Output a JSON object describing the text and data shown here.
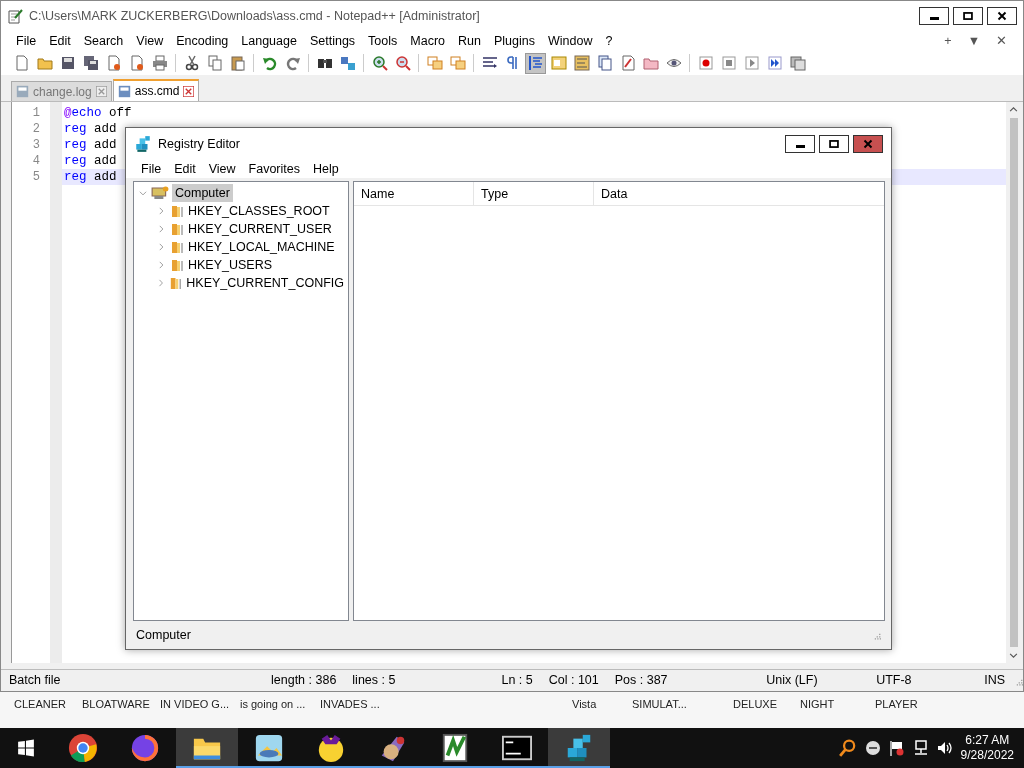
{
  "notepad": {
    "title": "C:\\Users\\MARK ZUCKERBERG\\Downloads\\ass.cmd - Notepad++ [Administrator]",
    "menu": [
      "File",
      "Edit",
      "Search",
      "View",
      "Encoding",
      "Language",
      "Settings",
      "Tools",
      "Macro",
      "Run",
      "Plugins",
      "Window",
      "?"
    ],
    "menu_right": [
      "+",
      "▼",
      "✕"
    ],
    "toolbar": [
      {
        "pressed": false
      },
      {
        "pressed": false
      },
      {
        "pressed": false
      },
      {
        "pressed": false
      },
      {
        "pressed": false
      },
      {
        "pressed": false
      },
      {
        "pressed": false
      },
      {
        "pressed": false
      },
      {
        "pressed": false
      },
      {
        "pressed": false
      },
      {
        "pressed": false
      },
      {
        "pressed": false
      },
      {
        "pressed": false
      },
      {
        "pressed": false
      },
      {
        "pressed": false
      },
      {
        "pressed": false
      },
      {
        "pressed": false
      },
      {
        "pressed": false
      },
      {
        "pressed": false
      },
      {
        "pressed": false
      },
      {
        "pressed": true
      },
      {
        "pressed": false
      },
      {
        "pressed": false
      },
      {
        "pressed": false
      },
      {
        "pressed": false
      },
      {
        "pressed": false
      },
      {
        "pressed": false
      },
      {
        "pressed": false
      },
      {
        "pressed": false
      },
      {
        "pressed": false
      },
      {
        "pressed": false
      },
      {
        "pressed": false
      }
    ],
    "tabs": [
      {
        "label": "change.log",
        "selected": false
      },
      {
        "label": "ass.cmd",
        "selected": true
      }
    ],
    "lines": [
      {
        "number": "1",
        "current": false,
        "tokens": [
          {
            "kind": "at",
            "text": "@"
          },
          {
            "kind": "keyword",
            "text": "echo"
          },
          {
            "kind": "plain",
            "text": " off"
          }
        ]
      },
      {
        "number": "2",
        "current": false,
        "tokens": [
          {
            "kind": "keyword",
            "text": "reg"
          },
          {
            "kind": "plain",
            "text": " add"
          }
        ]
      },
      {
        "number": "3",
        "current": false,
        "tokens": [
          {
            "kind": "keyword",
            "text": "reg"
          },
          {
            "kind": "plain",
            "text": " add"
          }
        ]
      },
      {
        "number": "4",
        "current": false,
        "tokens": [
          {
            "kind": "keyword",
            "text": "reg"
          },
          {
            "kind": "plain",
            "text": " add"
          }
        ]
      },
      {
        "number": "5",
        "current": true,
        "tokens": [
          {
            "kind": "keyword",
            "text": "reg"
          },
          {
            "kind": "plain",
            "text": " add"
          }
        ]
      }
    ],
    "status_bar": [
      "Batch file",
      "length : 386",
      "lines : 5",
      "Ln : 5",
      "Col : 101",
      "Pos : 387",
      "Unix (LF)",
      "UTF-8",
      "INS"
    ]
  },
  "regedit": {
    "title": "Registry Editor",
    "menu": [
      "File",
      "Edit",
      "View",
      "Favorites",
      "Help"
    ],
    "tree": {
      "label": "Computer",
      "expanded": true,
      "selected": true,
      "children": [
        {
          "label": "HKEY_CLASSES_ROOT",
          "expanded": false
        },
        {
          "label": "HKEY_CURRENT_USER",
          "expanded": false
        },
        {
          "label": "HKEY_LOCAL_MACHINE",
          "expanded": false
        },
        {
          "label": "HKEY_USERS",
          "expanded": false
        },
        {
          "label": "HKEY_CURRENT_CONFIG",
          "expanded": false
        }
      ]
    },
    "columns": [
      "Name",
      "Type",
      "Data"
    ],
    "status": "Computer"
  },
  "desktop_labels": [
    "CLEANER",
    "BLOATWARE",
    "IN VIDEO G...",
    "is going on ...",
    "INVADES ...",
    "Vista",
    "SIMULAT...",
    "DELUXE",
    "NIGHT",
    "PLAYER"
  ],
  "taskbar": {
    "apps": [
      {
        "open": false,
        "highlighted": false
      },
      {
        "open": false,
        "highlighted": false
      },
      {
        "open": true,
        "highlighted": true
      },
      {
        "open": true,
        "highlighted": false
      },
      {
        "open": true,
        "highlighted": false
      },
      {
        "open": true,
        "highlighted": false
      },
      {
        "open": true,
        "highlighted": false
      },
      {
        "open": true,
        "highlighted": false
      },
      {
        "open": true,
        "highlighted": true
      }
    ],
    "time": "6:27 AM",
    "date": "9/28/2022"
  }
}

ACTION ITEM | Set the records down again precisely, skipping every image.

FINAL ANSWER |
Output a JSON object describing the text and data shown here.
{
  "notepad": {
    "title": "C:\\Users\\MARK ZUCKERBERG\\Downloads\\ass.cmd - Notepad++ [Administrator]",
    "menu": [
      "File",
      "Edit",
      "Search",
      "View",
      "Encoding",
      "Language",
      "Settings",
      "Tools",
      "Macro",
      "Run",
      "Plugins",
      "Window",
      "?"
    ],
    "menu_right": [
      "+",
      "▼",
      "✕"
    ],
    "toolbar": [
      {
        "pressed": false
      },
      {
        "pressed": false
      },
      {
        "pressed": false
      },
      {
        "pressed": false
      },
      {
        "pressed": false
      },
      {
        "pressed": false
      },
      {
        "pressed": false
      },
      {
        "pressed": false
      },
      {
        "pressed": false
      },
      {
        "pressed": false
      },
      {
        "pressed": false
      },
      {
        "pressed": false
      },
      {
        "pressed": false
      },
      {
        "pressed": false
      },
      {
        "pressed": false
      },
      {
        "pressed": false
      },
      {
        "pressed": false
      },
      {
        "pressed": false
      },
      {
        "pressed": false
      },
      {
        "pressed": false
      },
      {
        "pressed": true
      },
      {
        "pressed": false
      },
      {
        "pressed": false
      },
      {
        "pressed": false
      },
      {
        "pressed": false
      },
      {
        "pressed": false
      },
      {
        "pressed": false
      },
      {
        "pressed": false
      },
      {
        "pressed": false
      },
      {
        "pressed": false
      },
      {
        "pressed": false
      },
      {
        "pressed": false
      }
    ],
    "tabs": [
      {
        "label": "change.log",
        "selected": false
      },
      {
        "label": "ass.cmd",
        "selected": true
      }
    ],
    "lines": [
      {
        "number": "1",
        "current": false,
        "tokens": [
          {
            "kind": "at",
            "text": "@"
          },
          {
            "kind": "keyword",
            "text": "echo"
          },
          {
            "kind": "plain",
            "text": " off"
          }
        ]
      },
      {
        "number": "2",
        "current": false,
        "tokens": [
          {
            "kind": "keyword",
            "text": "reg"
          },
          {
            "kind": "plain",
            "text": " add"
          }
        ]
      },
      {
        "number": "3",
        "current": false,
        "tokens": [
          {
            "kind": "keyword",
            "text": "reg"
          },
          {
            "kind": "plain",
            "text": " add"
          }
        ]
      },
      {
        "number": "4",
        "current": false,
        "tokens": [
          {
            "kind": "keyword",
            "text": "reg"
          },
          {
            "kind": "plain",
            "text": " add"
          }
        ]
      },
      {
        "number": "5",
        "current": true,
        "tokens": [
          {
            "kind": "keyword",
            "text": "reg"
          },
          {
            "kind": "plain",
            "text": " add"
          }
        ]
      }
    ],
    "status_bar": [
      "Batch file",
      "length : 386",
      "lines : 5",
      "Ln : 5",
      "Col : 101",
      "Pos : 387",
      "Unix (LF)",
      "UTF-8",
      "INS"
    ]
  },
  "regedit": {
    "title": "Registry Editor",
    "menu": [
      "File",
      "Edit",
      "View",
      "Favorites",
      "Help"
    ],
    "tree": {
      "label": "Computer",
      "expanded": true,
      "selected": true,
      "children": [
        {
          "label": "HKEY_CLASSES_ROOT",
          "expanded": false
        },
        {
          "label": "HKEY_CURRENT_USER",
          "expanded": false
        },
        {
          "label": "HKEY_LOCAL_MACHINE",
          "expanded": false
        },
        {
          "label": "HKEY_USERS",
          "expanded": false
        },
        {
          "label": "HKEY_CURRENT_CONFIG",
          "expanded": false
        }
      ]
    },
    "columns": [
      "Name",
      "Type",
      "Data"
    ],
    "status": "Computer"
  },
  "desktop_labels": [
    "CLEANER",
    "BLOATWARE",
    "IN VIDEO G...",
    "is going on ...",
    "INVADES ...",
    "Vista",
    "SIMULAT...",
    "DELUXE",
    "NIGHT",
    "PLAYER"
  ],
  "taskbar": {
    "apps": [
      {
        "open": false,
        "highlighted": false
      },
      {
        "open": false,
        "highlighted": false
      },
      {
        "open": true,
        "highlighted": true
      },
      {
        "open": true,
        "highlighted": false
      },
      {
        "open": true,
        "highlighted": false
      },
      {
        "open": true,
        "highlighted": false
      },
      {
        "open": true,
        "highlighted": false
      },
      {
        "open": true,
        "highlighted": false
      },
      {
        "open": true,
        "highlighted": true
      }
    ],
    "time": "6:27 AM",
    "date": "9/28/2022"
  }
}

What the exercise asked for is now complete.